Judge says dealers can sue over Tesla's second Virginia store

A circuit judge in Virginia has allowed the state’s auto dealers group to proceed with an appeal that challenges the state’s approval for Tesla Inc. to open a second dealership in the state.
Tesla faces ongoing legal battles across the country over selling its cars online and through its own stores, not through franchised dealerships.
Virginia Circuit Judge Gregory Rupe, in a ruling filed Monday, approved the request of the Virginia Automobile Dealers Association to appeal the state’s decision, filed in 2016 by Richard Holcomb, Virginia Department of Motor Vehicles Commissioner.

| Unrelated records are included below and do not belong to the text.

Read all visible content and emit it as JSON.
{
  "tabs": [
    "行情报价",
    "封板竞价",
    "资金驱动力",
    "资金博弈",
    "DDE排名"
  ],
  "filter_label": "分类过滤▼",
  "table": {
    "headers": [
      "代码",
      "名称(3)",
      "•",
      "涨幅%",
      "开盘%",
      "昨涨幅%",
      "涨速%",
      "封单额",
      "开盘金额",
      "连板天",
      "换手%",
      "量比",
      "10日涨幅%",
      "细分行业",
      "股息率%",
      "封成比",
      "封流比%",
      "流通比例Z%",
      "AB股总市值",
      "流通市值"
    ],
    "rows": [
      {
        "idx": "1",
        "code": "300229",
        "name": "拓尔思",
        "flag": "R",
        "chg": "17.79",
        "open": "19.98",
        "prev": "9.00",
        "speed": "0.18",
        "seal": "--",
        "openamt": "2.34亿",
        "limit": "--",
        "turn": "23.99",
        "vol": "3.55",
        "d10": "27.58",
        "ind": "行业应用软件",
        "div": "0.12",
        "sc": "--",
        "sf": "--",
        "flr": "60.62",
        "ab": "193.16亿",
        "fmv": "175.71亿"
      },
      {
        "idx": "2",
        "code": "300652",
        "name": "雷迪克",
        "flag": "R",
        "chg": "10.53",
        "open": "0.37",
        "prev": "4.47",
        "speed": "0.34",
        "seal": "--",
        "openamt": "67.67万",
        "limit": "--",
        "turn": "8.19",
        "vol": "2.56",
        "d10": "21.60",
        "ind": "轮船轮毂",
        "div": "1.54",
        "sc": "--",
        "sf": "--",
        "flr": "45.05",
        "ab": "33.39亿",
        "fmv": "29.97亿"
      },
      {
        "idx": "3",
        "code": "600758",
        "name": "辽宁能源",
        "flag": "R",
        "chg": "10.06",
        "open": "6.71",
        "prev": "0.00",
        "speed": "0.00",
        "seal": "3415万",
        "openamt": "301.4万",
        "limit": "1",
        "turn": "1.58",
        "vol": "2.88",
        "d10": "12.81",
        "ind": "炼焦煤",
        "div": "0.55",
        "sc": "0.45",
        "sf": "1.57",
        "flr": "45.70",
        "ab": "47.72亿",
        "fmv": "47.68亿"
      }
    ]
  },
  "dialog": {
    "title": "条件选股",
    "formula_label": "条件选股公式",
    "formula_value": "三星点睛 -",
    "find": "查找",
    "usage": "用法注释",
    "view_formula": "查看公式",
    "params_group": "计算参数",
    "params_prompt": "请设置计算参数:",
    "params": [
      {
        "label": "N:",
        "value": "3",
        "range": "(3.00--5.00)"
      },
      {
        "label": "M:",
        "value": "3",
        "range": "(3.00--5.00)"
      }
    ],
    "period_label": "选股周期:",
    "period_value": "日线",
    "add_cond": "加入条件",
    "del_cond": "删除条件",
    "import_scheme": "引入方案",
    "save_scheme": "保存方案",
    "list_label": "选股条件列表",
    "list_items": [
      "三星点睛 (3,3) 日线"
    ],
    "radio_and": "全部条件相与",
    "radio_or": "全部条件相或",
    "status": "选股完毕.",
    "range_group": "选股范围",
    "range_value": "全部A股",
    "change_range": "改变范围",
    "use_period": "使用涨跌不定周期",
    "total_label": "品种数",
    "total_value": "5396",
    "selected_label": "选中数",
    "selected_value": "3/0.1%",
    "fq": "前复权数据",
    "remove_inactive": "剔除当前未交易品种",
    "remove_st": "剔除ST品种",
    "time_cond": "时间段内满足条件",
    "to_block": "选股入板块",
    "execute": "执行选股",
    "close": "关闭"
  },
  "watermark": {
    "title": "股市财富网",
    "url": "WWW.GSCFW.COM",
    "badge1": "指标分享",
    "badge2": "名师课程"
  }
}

The judge said he would allow the suit to proceed, citing Virginia’s 452 car dealers as the “aggrieved party,” and said the association has legal standing to file its suit.
Rupe’s ruling also would allow the association to introduce two Virginia dealers as key witnesses in the case, which was previously prevented, according to Michael Charapp, an attorney representing the association in the case.
“We want Tesla to operate on the same basis of every other dealer in the state,” Charapp said. “Dealers understand how to serve their customers and protect their employees.”
In a statement emailed to Automotive News on Thursday, Tesla said it was “disappointed” by the court’s decision, but added the company will “remain fully committed to doing business in Virginia and serving the public interest in sustainable energy better than any franchise auto dealer could.”
‘Experimental’ store
Tesla won permission in November to open the second retail store in Virginia after Holcomb found that no dealers were equipped to sell the vehicles.
Charapp countered that at least 11 dealerships in Virginia are interested in selling Tesla vehicles.
Tesla’s first Virginia dealership, at Tysons Corner-Tyco Road in Vienna, Va., opened in 2015 as a 30-month “experimental” store, which is expected to near the end of its permit soon. The company also has a gallery location, which shows cars but can’t sell them, in McLean, Va.
Car dealers in Virginia and across the country see Tesla’s direct-to-consumers sales model as a danger to the franchise system, which they say protects consumers.
“There are reports that Tesla’s inventories are building up and they’re in massive price cutting campaign,” Charapp said. “Where does that leave customers who paid the full price before that because they thought they had to?”
The ruling won’t halt the opening of the store, where Tesla could start selling cars as soon as August. But it does allow the legal battle to continue. If Tesla loses, the automaker would then be forced to shut down the Richmond dealership.
“We are very confident that we’re going to win our appeal,” Charapp said. “The judge ignored the statute and all previous precedents.”
Tesla has argued that dealers, who are trained for quick sales, cost markups and money-making repair work, could not modify their practices for its cars. With new, highly complex technology, the EVs require more time-consuming sales. And with fewer moving parts, there’s little room for profit from service — a source of revenue for many traditional dealers.
Fuente: Automotive News